As Bliss is only available in an 8-bit format, for 12-bit encoding tests, the bottom 4 bits were populated with noise (a worst case scenario for the encoder). Frame rates were calculated by measuring the time it took to encode the same frame 10 times with a high resolution timer. As the frames do not fit in L3, discrepancies caused by cached data should not be an issue.


All four quality settings can fit a 4K 120 fps 12-bit stream under the bandwidth of a SATA 3.0 link. Furthermore, the data rates are under 350 MB/s, so there exist production SSD's that can sustain the requisite write speeds. Unfortunately, FILMSCAN1 and HIGH require pretty beefy processors (8+ cores) to sustain 120 fps; a 6c/12t 65W Coffee Lake is borderline even with HT (you don't get much headroom for running a preview, rearranging data, etc.). An 8700K (6c/12t, 95W) can handle it with room to spare, but at the expense of power consumption - 8700K's are actually more than 95W under heavy load. MEDIUM and LOW easily fit on a 65W processor. The upcoming Ice Lake (8c/16t, 10nm) processors should improve the situation, allowing for 4K 120 fps to be compressed on a 65W processor at the highest quality setting.
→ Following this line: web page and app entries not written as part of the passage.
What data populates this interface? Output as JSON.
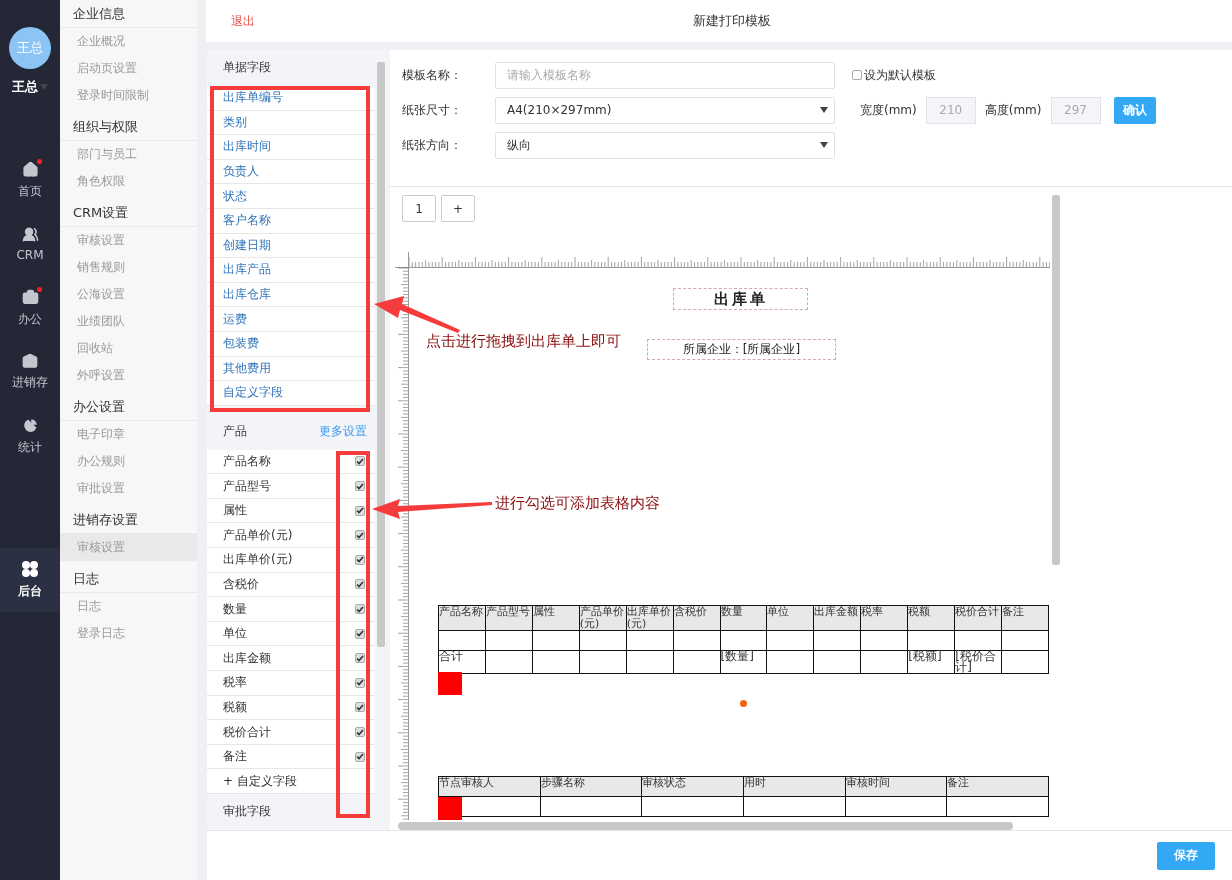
{
  "user": {
    "avatar": "王总",
    "name": "王总"
  },
  "nav": [
    {
      "label": "首页",
      "kind": "home",
      "badge": true,
      "selected": false
    },
    {
      "label": "CRM",
      "kind": "users",
      "badge": false,
      "selected": false
    },
    {
      "label": "办公",
      "kind": "briefcase",
      "badge": true,
      "selected": false
    },
    {
      "label": "进销存",
      "kind": "store",
      "badge": false,
      "selected": false
    },
    {
      "label": "统计",
      "kind": "pie",
      "badge": false,
      "selected": false
    },
    {
      "label": "后台",
      "kind": "clover",
      "badge": false,
      "selected": true
    }
  ],
  "submenu": [
    {
      "title": "企业信息",
      "items": [
        {
          "label": "企业概况",
          "selected": false
        },
        {
          "label": "启动页设置",
          "selected": false
        },
        {
          "label": "登录时间限制",
          "selected": false
        }
      ]
    },
    {
      "title": "组织与权限",
      "items": [
        {
          "label": "部门与员工",
          "selected": false
        },
        {
          "label": "角色权限",
          "selected": false
        }
      ]
    },
    {
      "title": "CRM设置",
      "items": [
        {
          "label": "审核设置",
          "selected": false
        },
        {
          "label": "销售规则",
          "selected": false
        },
        {
          "label": "公海设置",
          "selected": false
        },
        {
          "label": "业绩团队",
          "selected": false
        },
        {
          "label": "回收站",
          "selected": false
        },
        {
          "label": "外呼设置",
          "selected": false
        }
      ]
    },
    {
      "title": "办公设置",
      "items": [
        {
          "label": "电子印章",
          "selected": false
        },
        {
          "label": "办公规则",
          "selected": false
        },
        {
          "label": "审批设置",
          "selected": false
        }
      ]
    },
    {
      "title": "进销存设置",
      "items": [
        {
          "label": "审核设置",
          "selected": true
        }
      ]
    },
    {
      "title": "日志",
      "items": [
        {
          "label": "日志",
          "selected": false
        },
        {
          "label": "登录日志",
          "selected": false
        }
      ]
    }
  ],
  "header": {
    "back": "退出",
    "title": "新建打印模板"
  },
  "document_fields": {
    "title": "单据字段",
    "items": [
      "出库单编号",
      "类别",
      "出库时间",
      "负责人",
      "状态",
      "客户名称",
      "创建日期",
      "出库产品",
      "出库仓库",
      "运费",
      "包装费",
      "其他费用",
      "自定义字段"
    ]
  },
  "product_fields": {
    "title": "产品",
    "link": "更多设置",
    "items": [
      {
        "label": "产品名称",
        "checked": true
      },
      {
        "label": "产品型号",
        "checked": true
      },
      {
        "label": "属性",
        "checked": true
      },
      {
        "label": "产品单价(元)",
        "checked": true
      },
      {
        "label": "出库单价(元)",
        "checked": true
      },
      {
        "label": "含税价",
        "checked": true
      },
      {
        "label": "数量",
        "checked": true
      },
      {
        "label": "单位",
        "checked": true
      },
      {
        "label": "出库金额",
        "checked": true
      },
      {
        "label": "税率",
        "checked": true
      },
      {
        "label": "税额",
        "checked": true
      },
      {
        "label": "税价合计",
        "checked": true
      },
      {
        "label": "备注",
        "checked": true
      }
    ],
    "add": "+ 自定义字段"
  },
  "approval_fields": {
    "title": "审批字段"
  },
  "form": {
    "name_label": "模板名称：",
    "name_placeholder": "请输入模板名称",
    "default_checkbox": {
      "label": "设为默认模板",
      "checked": false
    },
    "size_label": "纸张尺寸：",
    "size_value": "A4(210×297mm)",
    "width_label": "宽度(mm)",
    "width_value": "210",
    "height_label": "高度(mm)",
    "height_value": "297",
    "dimensions_disabled": true,
    "confirm": "确认",
    "orientation_label": "纸张方向：",
    "orientation_value": "纵向"
  },
  "pages": [
    {
      "label": "1",
      "selected": false
    }
  ],
  "add_page": "+",
  "canvas": {
    "title": "出库单",
    "company": "所属企业：[所属企业]",
    "product_table": {
      "columns": [
        "产品名称",
        "产品型号",
        "属性",
        "产品单价(元)",
        "出库单价(元)",
        "含税价",
        "数量",
        "单位",
        "出库金额",
        "税率",
        "税额",
        "税价合计",
        "备注"
      ],
      "rows": [
        [
          "",
          "",
          "",
          "",
          "",
          "",
          "",
          "",
          "",
          "",
          "",
          "",
          ""
        ],
        [
          "合计",
          "",
          "",
          "",
          "",
          "",
          "[数量]",
          "",
          "",
          "",
          "[税额]",
          "[税价合计]",
          ""
        ]
      ]
    },
    "approval_table": {
      "columns": [
        "节点审核人",
        "步骤名称",
        "审核状态",
        "用时",
        "审核时间",
        "备注"
      ],
      "rows": [
        [
          "",
          "",
          "",
          "",
          "",
          ""
        ]
      ]
    }
  },
  "annotations": [
    {
      "text": "点击进行拖拽到出库单上即可"
    },
    {
      "text": "进行勾选可添加表格内容"
    }
  ],
  "save": "保存"
}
Going beyond, 4K 240 fps seems within reach. Using existing (Q2 '18) hardware, LOW and MEDIUM are borderline for a hotly clocked 8700K, with likelihood of consistent performance increasing if data reordering and preview generation are offloaded. Moving to more exotic hardware, the largest Skylake Xeon-D processors (D-2183IT, D-2187NT, and D-2191) should capable of compressing HIGH in real time, if not at 240 fps then almost certainly at 200 (a lot will depend on thermals, implementation, HT efficiency, and scaling, especially since Xeon-D is very much a constant current, not constant performance, processor).

Anything faster than 4K 240 fps (e.g. a full implementation of the CMV12000, which can do 4K 420 fps) will require some kind of tethered server with at least a 24c Epyc or 18c Xeon-SP processor (and the obvious winner here is Epyc, which is much cheaper than the Xeon).

Quick Update: a Faster Processor

Running a simple test on an aggressively tuned processor (8700K@4.9GHz) we get FILMSCAN1 25.5 fps, HIGH 28.9 fps, MEDIUM 39.6 fps, LOW 50.6 fps. 4.9 GHz is a little beyond the guaranteed frequency range of an 8700K (they can all do 4.7GHz, which is the max single core turbo applied to all cores), but practically all samples can do it anyway. This suggests a neat rule of thumb: LOW is good for twice the frame rate of FILMSCAN1, both in data rate and compression speed.

Addendum: Cineform's packed 12-bit RAW format

I have never seen such an esoteric way to pack 12-bit pixels (and after spending many hours trying to figure it out, I now understand why the poor guy who had to crack the ADFGVX cipher became physically ill while doing it).

The data is packed in rows of most significant bytes interleaved with rows of least significant nibbles (two to a byte). Furthermore, two rows of MSB's (each IMAGE_WIDTH bytes long) are packed, followed by one full-width row (also IMAGE_WIDTH bytes long) containing the least-significant nibbles of the previous two image rows.

To add to the confusion, the rows are packed as R R R ... R G G G ... G or G G G ... G B B B ... B (depending on the which row of the bayer filter the data is from); in other words, the even-column data is packed in a half row, followed by the odd-column data. This results in a final format like so:

R R R ... R G G G ... G
G G G ... G B B B ... B

I am not sure why the data is packed like this (for all I know it's not, and there is a bug in my packing code...) but I suspect it is for some kind of SSE2 efficiency reasons. I also haven't deciphered how the least significant nibbles are packed (there is no easy way to inspect 12-bit image data), but hopefully it is similar to the most significant bytes...